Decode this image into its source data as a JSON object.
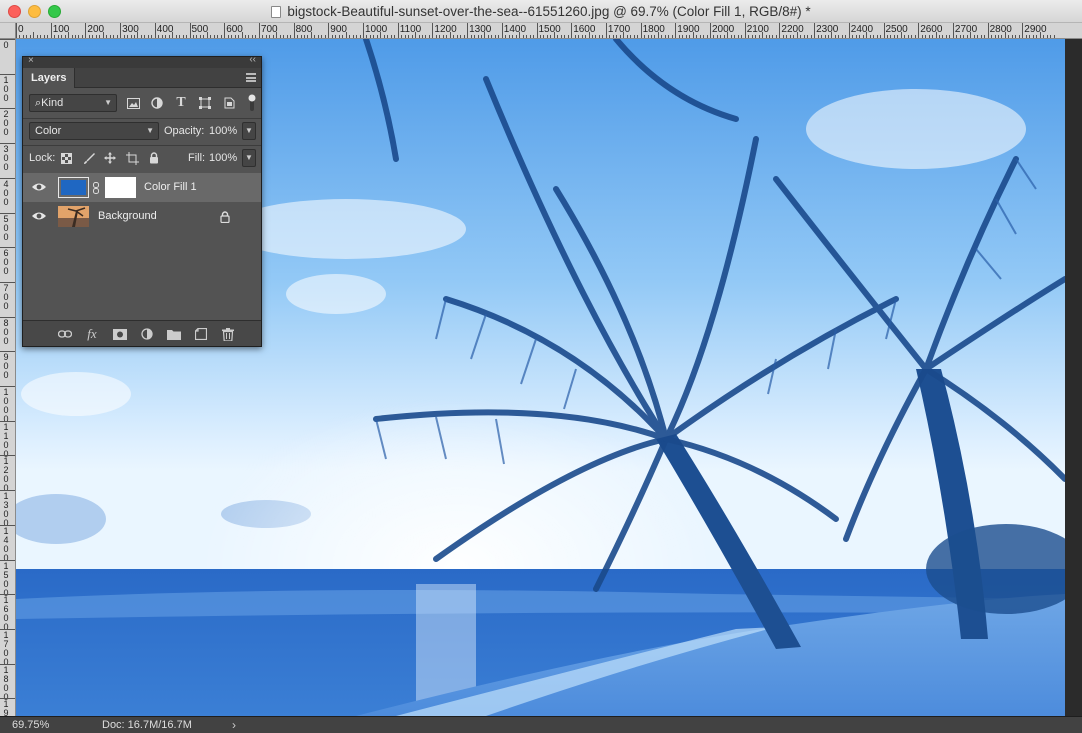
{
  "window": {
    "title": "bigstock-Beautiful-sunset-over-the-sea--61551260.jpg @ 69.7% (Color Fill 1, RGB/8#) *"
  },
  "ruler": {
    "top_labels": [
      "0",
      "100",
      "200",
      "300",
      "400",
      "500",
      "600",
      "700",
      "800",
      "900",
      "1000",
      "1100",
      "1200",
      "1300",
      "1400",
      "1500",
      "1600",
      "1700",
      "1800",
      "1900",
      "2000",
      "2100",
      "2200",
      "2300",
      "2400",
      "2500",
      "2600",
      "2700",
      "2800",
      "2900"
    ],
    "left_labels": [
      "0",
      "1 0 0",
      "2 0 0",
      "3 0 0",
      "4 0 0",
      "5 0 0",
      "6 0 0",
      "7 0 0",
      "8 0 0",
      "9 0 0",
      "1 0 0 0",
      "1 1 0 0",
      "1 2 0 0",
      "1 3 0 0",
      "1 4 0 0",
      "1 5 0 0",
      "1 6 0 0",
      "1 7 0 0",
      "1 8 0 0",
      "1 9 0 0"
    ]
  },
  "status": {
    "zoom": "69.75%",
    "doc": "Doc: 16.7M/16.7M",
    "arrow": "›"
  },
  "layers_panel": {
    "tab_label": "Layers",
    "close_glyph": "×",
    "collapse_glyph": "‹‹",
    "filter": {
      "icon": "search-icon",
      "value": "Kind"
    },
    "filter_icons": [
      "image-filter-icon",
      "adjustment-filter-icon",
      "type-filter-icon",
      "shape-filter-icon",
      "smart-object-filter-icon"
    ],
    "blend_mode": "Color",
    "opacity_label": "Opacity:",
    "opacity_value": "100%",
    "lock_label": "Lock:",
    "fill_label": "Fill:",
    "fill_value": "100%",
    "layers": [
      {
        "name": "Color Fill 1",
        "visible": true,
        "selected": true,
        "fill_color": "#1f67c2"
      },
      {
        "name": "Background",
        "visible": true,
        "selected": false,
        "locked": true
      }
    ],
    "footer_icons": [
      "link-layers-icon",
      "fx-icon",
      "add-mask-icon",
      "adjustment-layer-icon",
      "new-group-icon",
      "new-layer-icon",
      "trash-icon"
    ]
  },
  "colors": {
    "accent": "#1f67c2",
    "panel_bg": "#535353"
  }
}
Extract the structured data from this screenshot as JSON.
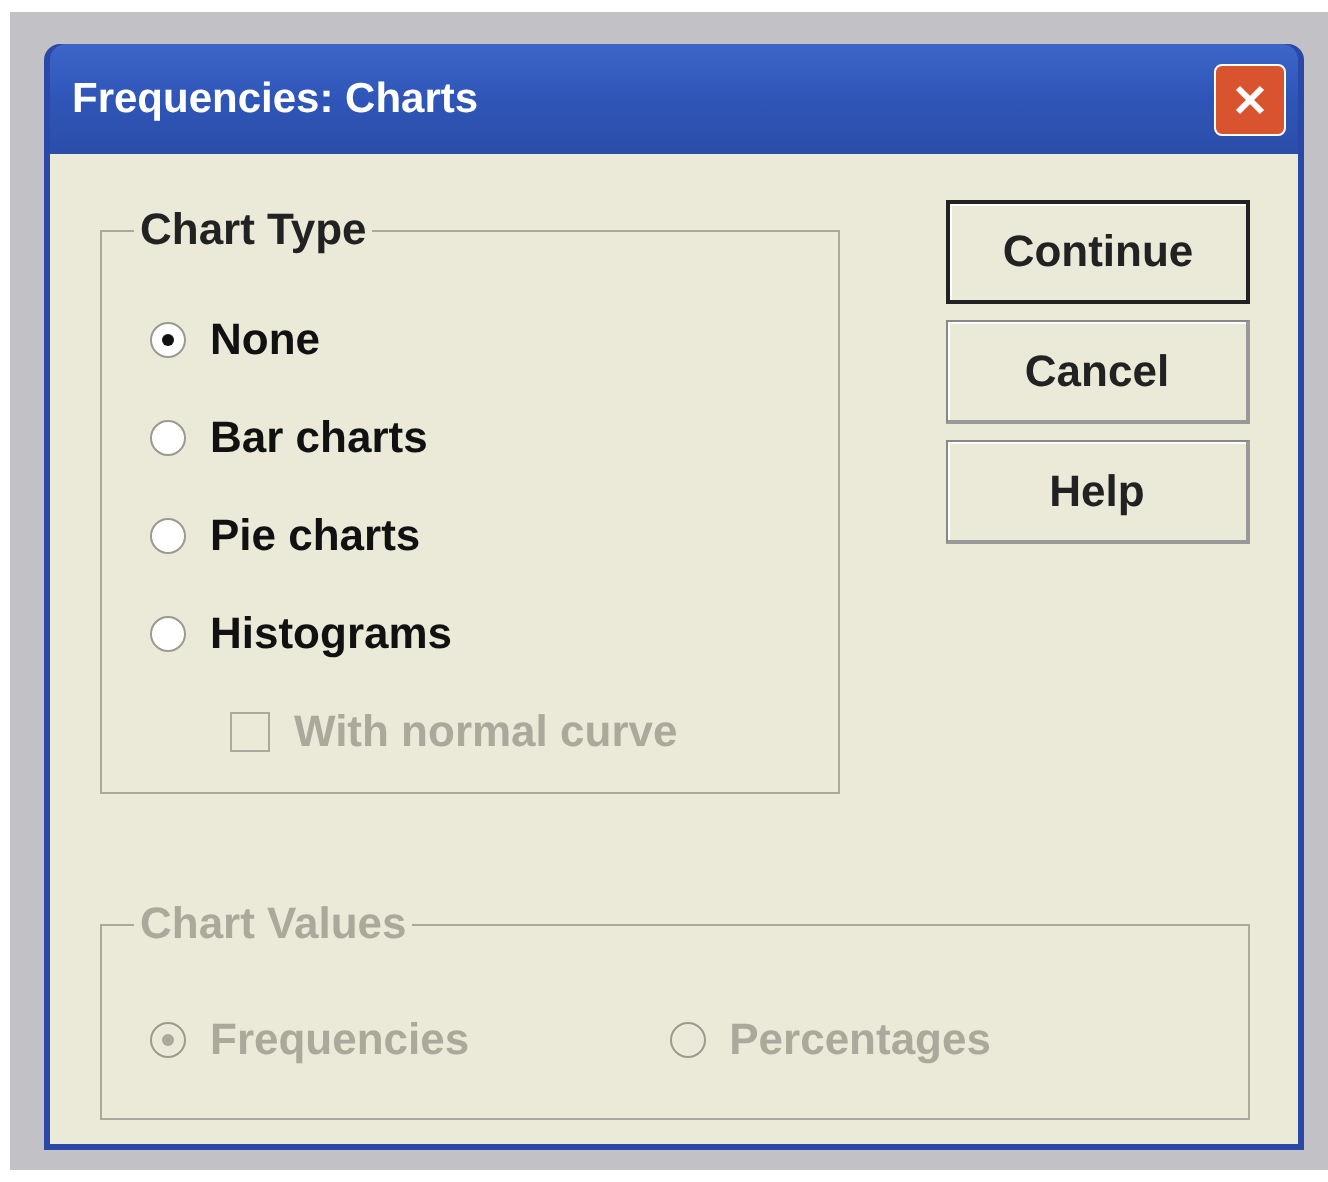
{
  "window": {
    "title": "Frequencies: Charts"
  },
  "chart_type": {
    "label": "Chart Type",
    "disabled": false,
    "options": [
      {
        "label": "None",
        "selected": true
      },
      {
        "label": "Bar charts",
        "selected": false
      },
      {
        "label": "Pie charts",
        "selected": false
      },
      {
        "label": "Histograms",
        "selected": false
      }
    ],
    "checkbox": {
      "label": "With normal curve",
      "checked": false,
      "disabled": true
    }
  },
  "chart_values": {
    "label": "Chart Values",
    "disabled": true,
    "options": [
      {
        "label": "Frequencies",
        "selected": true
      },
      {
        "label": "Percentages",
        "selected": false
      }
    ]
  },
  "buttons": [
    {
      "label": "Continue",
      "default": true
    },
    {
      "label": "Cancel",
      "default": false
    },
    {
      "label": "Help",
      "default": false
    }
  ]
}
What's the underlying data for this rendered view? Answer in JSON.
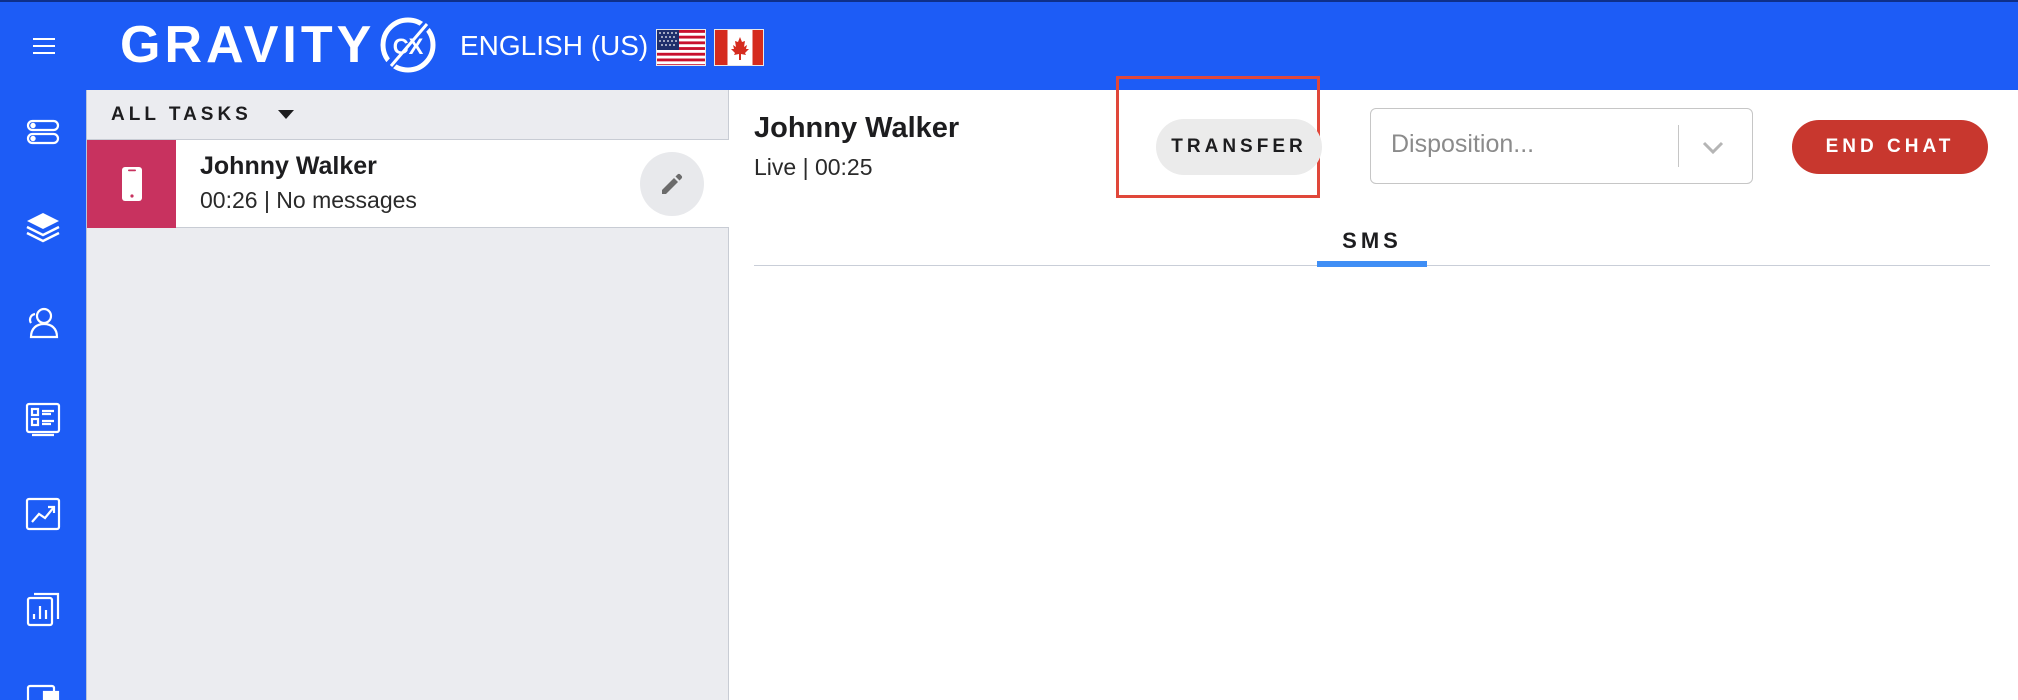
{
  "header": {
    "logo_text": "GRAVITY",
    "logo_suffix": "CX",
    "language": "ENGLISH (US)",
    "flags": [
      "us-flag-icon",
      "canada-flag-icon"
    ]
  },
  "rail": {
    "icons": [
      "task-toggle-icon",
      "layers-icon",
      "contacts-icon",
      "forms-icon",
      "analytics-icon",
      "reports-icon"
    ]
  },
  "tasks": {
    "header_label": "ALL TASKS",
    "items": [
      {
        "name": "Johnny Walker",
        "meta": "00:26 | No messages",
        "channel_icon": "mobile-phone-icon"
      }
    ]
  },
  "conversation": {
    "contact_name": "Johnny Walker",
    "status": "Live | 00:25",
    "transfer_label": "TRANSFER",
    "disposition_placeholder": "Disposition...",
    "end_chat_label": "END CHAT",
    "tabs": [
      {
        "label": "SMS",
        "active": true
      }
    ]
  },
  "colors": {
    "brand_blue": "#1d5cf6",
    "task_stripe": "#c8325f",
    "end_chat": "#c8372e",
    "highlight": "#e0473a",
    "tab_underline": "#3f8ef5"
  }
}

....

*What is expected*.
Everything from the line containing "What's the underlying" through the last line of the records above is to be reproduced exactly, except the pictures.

*Response to this exercise*.
What's the underlying data for this rendered view? Answer in JSON.
{
  "header": {
    "logo_text": "GRAVITY",
    "logo_suffix": "CX",
    "language": "ENGLISH (US)",
    "flags": [
      "us-flag-icon",
      "canada-flag-icon"
    ]
  },
  "rail": {
    "icons": [
      "task-toggle-icon",
      "layers-icon",
      "contacts-icon",
      "forms-icon",
      "analytics-icon",
      "reports-icon"
    ]
  },
  "tasks": {
    "header_label": "ALL TASKS",
    "items": [
      {
        "name": "Johnny Walker",
        "meta": "00:26 | No messages",
        "channel_icon": "mobile-phone-icon"
      }
    ]
  },
  "conversation": {
    "contact_name": "Johnny Walker",
    "status": "Live | 00:25",
    "transfer_label": "TRANSFER",
    "disposition_placeholder": "Disposition...",
    "end_chat_label": "END CHAT",
    "tabs": [
      {
        "label": "SMS",
        "active": true
      }
    ]
  },
  "colors": {
    "brand_blue": "#1d5cf6",
    "task_stripe": "#c8325f",
    "end_chat": "#c8372e",
    "highlight": "#e0473a",
    "tab_underline": "#3f8ef5"
  }
}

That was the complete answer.